Boehner had been trying to put together what he called a ''Plan B'' to avoid the worst elements of the so-called ''fiscal cliff'', which the US seems increasingly likely to hit on New Year's Day. Because the Republican-dominated House of Representatives refused to approve the funds the US needed to pay its bills in 2011, the two parties cut a deal to avoid default. Should the two sides not agree to a plan to reduce the deficit by the end of 2012, the Bush-era tax cuts would expire and arbitrary spending cuts across the government would kick in. Overall, the fiscal cliff will remove so much money from the economy that it could plunge the nation back into recession.
But in 2011 the Republican hardliners were betting that Obama would lose the election and they would balance the books by cutting spending while keeping taxes low. But the Republicans failed not only to win the White House and the Senate, they lost the popular vote in the House of Representatives.
Weakened, but by no means chastened, the Republicans resumed fiscal negotiations just hours after Obama claimed victory. After shadow boxing through most of November it appeared last week that real numbers were being discussed.
Obama made concessions, agreeing to increase spending cuts and to raise the bar for tax cuts to those earning less than $US400,000 ($385,000). Still Republicans refused, despite polls that consistently show the party's intransigence is unpopular and are giving Obama his highest approval rating in two years.
On Thursday Boehner announced he had put together a compromise to kick in should a deal not be made by the end of the year. His plan raised the bar for tax cuts to those earning less than $US1 million, sandbagged defence spending and proposed even more spending cuts.
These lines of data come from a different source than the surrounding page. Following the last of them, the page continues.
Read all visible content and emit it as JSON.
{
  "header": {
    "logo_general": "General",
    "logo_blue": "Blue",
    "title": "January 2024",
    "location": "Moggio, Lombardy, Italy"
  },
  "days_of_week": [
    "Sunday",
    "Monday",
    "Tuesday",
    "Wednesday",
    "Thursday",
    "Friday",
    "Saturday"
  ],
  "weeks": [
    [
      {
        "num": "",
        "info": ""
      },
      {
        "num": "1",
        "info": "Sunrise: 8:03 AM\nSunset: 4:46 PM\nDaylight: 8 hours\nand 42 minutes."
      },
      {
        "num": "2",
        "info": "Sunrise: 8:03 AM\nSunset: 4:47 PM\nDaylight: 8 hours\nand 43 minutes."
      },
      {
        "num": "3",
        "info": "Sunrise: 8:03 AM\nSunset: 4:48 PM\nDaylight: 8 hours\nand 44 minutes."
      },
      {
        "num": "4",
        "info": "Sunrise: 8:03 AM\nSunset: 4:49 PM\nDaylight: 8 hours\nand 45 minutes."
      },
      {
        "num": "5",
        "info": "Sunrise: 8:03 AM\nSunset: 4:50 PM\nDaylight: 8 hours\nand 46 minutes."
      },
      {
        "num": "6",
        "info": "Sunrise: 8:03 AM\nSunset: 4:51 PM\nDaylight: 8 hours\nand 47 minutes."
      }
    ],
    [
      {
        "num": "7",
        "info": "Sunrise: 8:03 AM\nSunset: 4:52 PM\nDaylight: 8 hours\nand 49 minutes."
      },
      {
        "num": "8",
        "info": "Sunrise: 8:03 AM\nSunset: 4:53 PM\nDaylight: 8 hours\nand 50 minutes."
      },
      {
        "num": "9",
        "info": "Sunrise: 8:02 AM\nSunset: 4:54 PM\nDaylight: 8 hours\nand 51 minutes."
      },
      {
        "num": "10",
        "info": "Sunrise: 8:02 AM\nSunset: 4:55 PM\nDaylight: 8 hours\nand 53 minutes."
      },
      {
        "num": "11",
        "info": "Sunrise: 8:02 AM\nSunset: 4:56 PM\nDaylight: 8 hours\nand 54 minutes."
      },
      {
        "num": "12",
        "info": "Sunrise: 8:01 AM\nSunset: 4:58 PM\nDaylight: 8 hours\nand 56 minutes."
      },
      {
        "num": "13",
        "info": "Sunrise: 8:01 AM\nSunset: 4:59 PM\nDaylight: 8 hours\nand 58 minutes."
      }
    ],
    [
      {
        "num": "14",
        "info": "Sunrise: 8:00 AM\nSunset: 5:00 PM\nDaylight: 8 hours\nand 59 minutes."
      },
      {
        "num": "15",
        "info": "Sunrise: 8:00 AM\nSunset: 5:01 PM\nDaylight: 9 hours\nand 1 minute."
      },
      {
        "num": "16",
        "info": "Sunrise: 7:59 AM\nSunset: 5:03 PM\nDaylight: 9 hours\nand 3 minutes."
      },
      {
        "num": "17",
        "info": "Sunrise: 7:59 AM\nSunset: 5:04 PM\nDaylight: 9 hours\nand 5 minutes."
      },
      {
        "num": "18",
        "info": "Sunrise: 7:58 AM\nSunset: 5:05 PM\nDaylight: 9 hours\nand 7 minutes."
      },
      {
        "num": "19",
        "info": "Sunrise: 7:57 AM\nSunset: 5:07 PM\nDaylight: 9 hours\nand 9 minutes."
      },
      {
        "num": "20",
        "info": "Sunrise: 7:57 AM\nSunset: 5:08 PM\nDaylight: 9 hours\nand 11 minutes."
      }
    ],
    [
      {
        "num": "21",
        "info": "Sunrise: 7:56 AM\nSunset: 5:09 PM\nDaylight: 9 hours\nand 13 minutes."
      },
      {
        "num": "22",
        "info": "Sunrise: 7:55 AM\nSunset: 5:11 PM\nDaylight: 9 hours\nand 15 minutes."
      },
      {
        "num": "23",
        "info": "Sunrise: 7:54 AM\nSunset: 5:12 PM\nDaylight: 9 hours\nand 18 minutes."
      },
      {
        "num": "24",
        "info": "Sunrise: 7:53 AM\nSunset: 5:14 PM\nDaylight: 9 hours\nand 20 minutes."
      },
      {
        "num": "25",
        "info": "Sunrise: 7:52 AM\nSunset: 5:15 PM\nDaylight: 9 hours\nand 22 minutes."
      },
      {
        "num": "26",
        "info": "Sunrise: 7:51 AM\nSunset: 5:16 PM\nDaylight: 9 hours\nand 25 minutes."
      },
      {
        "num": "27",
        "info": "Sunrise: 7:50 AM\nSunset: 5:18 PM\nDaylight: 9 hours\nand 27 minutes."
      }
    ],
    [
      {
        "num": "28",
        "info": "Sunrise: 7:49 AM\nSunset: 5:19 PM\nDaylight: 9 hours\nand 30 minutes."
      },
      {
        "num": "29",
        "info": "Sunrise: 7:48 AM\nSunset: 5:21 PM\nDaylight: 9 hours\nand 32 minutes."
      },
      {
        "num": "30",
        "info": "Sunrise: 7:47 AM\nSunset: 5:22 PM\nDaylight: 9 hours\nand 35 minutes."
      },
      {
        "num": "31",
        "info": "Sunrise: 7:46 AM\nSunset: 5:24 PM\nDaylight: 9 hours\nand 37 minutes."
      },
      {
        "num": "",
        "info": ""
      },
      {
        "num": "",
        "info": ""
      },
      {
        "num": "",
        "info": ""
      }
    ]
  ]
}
The Democrats would never have supported it, but to Boehner's humiliation he could not even get his own party to back it.
His caucus would turn down tax cuts for 98 per cent of Americans because they could not get them for 100 per cent. Boehner cancelled the vote and while his humiliating defeat may cost him his job, the intransigence of his caucus could cost his party more.
There are a few things going on here. Some members cannot grasp that they have less power since the election, just as they could not believe they were headed for defeat before it.
Others are simply saving their own skin in the full knowledge their intransigence could cost the GOP dearly at the mid-term elections in 2014. This mob is so fearful of the Tea Party in their districts they would rather sink a plan to dodge the fiscal cliff than face anti-tax radicals in primary elections.
It is this type of deaf-as-a-post radicalism that was on display in the Willard Hotel on Friday when the NRA's chief Washington lobbyist and executive vice-president Wayne LaPierre ranted that the media, its owners, video games, the mentally ill and unknowable numbers of deranged monsters roaming the streets were responsible for gun crime. But not the number of guns, not the availability of military-style weapons, nor even the lack of proper screening of gun buyers.
The NRA is not the GOP, but the crossover between the two cannot be overstated, especially among both groups' hardliners. Theirs is an angry, ageing white male southern base that is willing the world to be different from what it actually is.
The fiscal cliff will remove so much money from the economy that it could plunge the nation back into recession.
And though the 4 million NRA members stand by their second amendment right to bear arms, many are becoming disillusioned by a leadership wedded to a pro-gun dogma increasingly out of step with the broader public.
These are the pillars of the base that controls Republican primary politics, and until the party frees itself of their delusions it will keep losing elections.